→ WHAT IS BEING ASKED: In the entries below, find each line with the word "Cocoon" and pull it out.

Source records:
+++

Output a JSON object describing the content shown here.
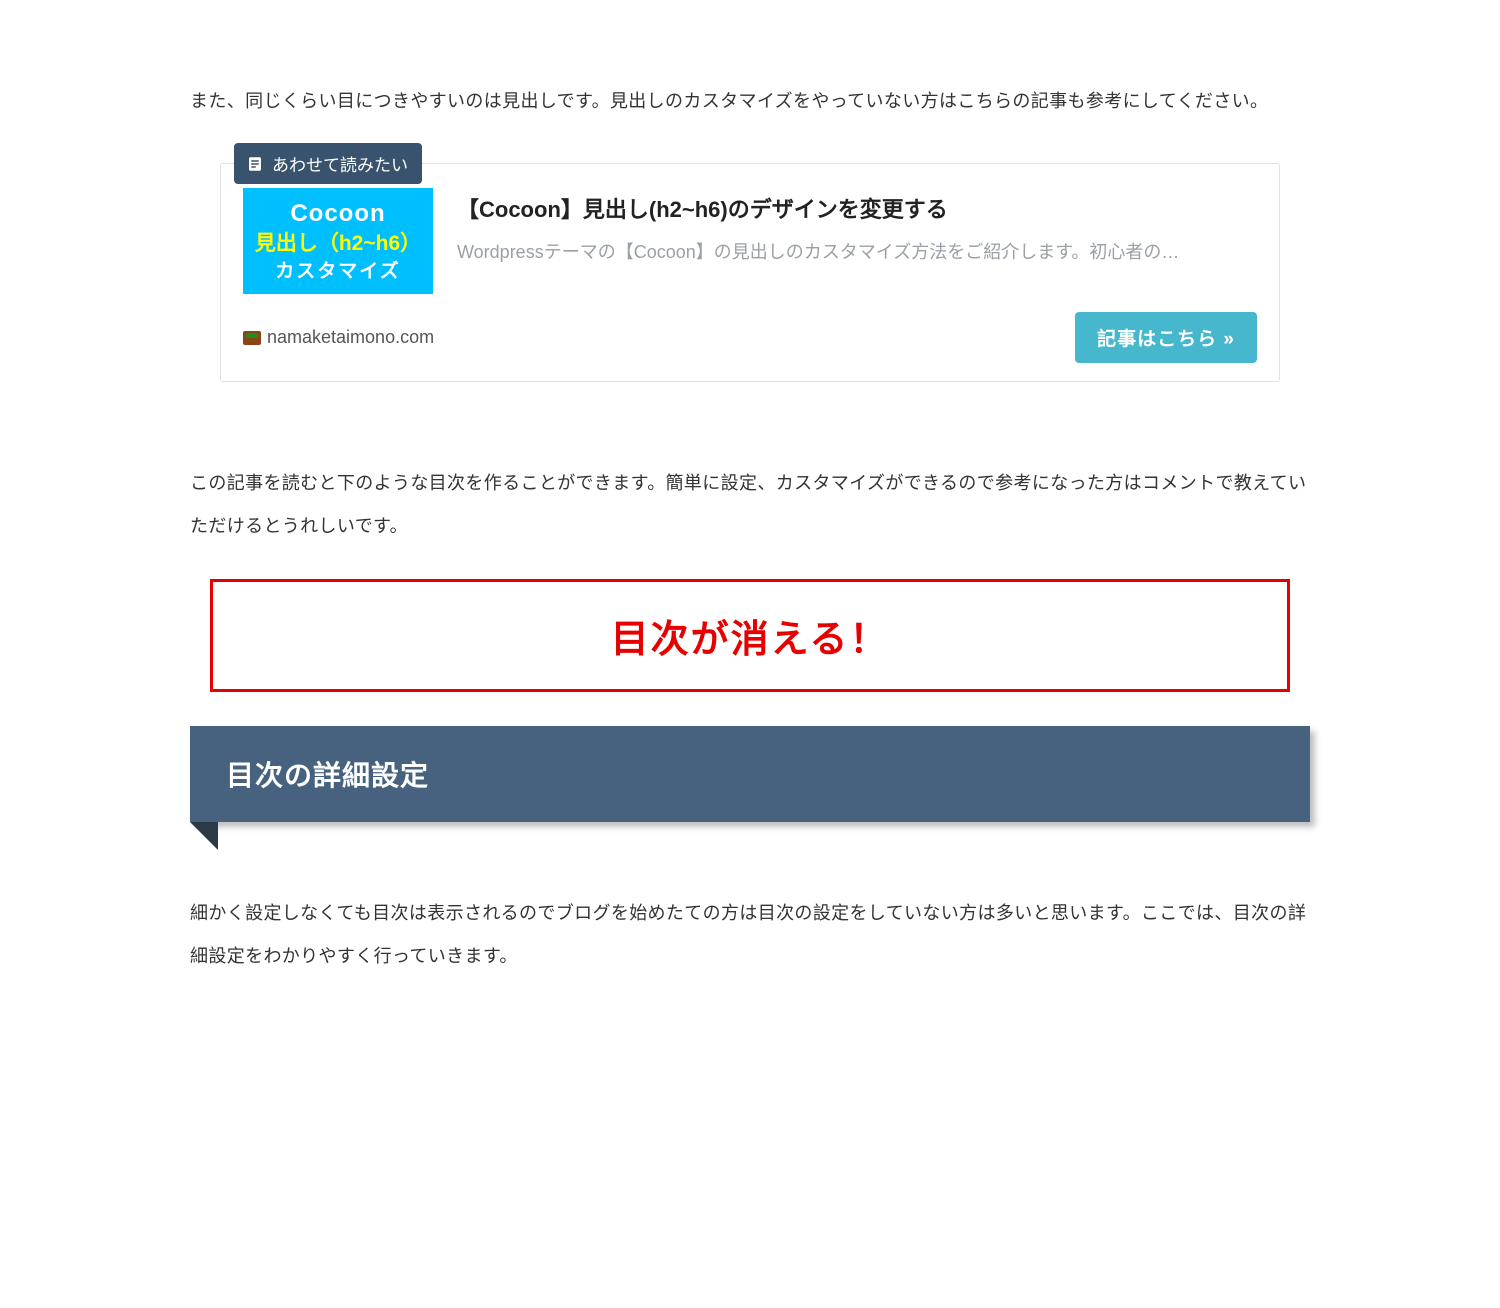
{
  "paragraph1": "また、同じくらい目につきやすいのは見出しです。見出しのカスタマイズをやっていない方はこちらの記事も参考にしてください。",
  "card": {
    "badge": "あわせて読みたい",
    "thumb": {
      "line1": "Cocoon",
      "line2": "見出し（h2~h6）",
      "line3": "カスタマイズ"
    },
    "title": "【Cocoon】見出し(h2~h6)のデザインを変更する",
    "desc": "Wordpressテーマの【Cocoon】の見出しのカスタマイズ方法をご紹介します。初心者の…",
    "domain": "namaketaimono.com",
    "cta": "記事はこちら »"
  },
  "paragraph2": "この記事を読むと下のような目次を作ることができます。簡単に設定、カスタマイズができるので参考になった方はコメントで教えていただけるとうれしいです。",
  "banner_text": "目次が消える！",
  "section_heading": "目次の詳細設定",
  "paragraph3": "細かく設定しなくても目次は表示されるのでブログを始めたての方は目次の設定をしていない方は多いと思います。ここでは、目次の詳細設定をわかりやすく行っていきます。"
}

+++

→ RESULT OF THIS TASK:
      "line1": "Cocoon",
    "title": "【Cocoon】見出し(h2~h6)のデザインを変更する",
    "desc": "Wordpressテーマの【Cocoon】の見出しのカスタマイズ方法をご紹介します。初心者の…",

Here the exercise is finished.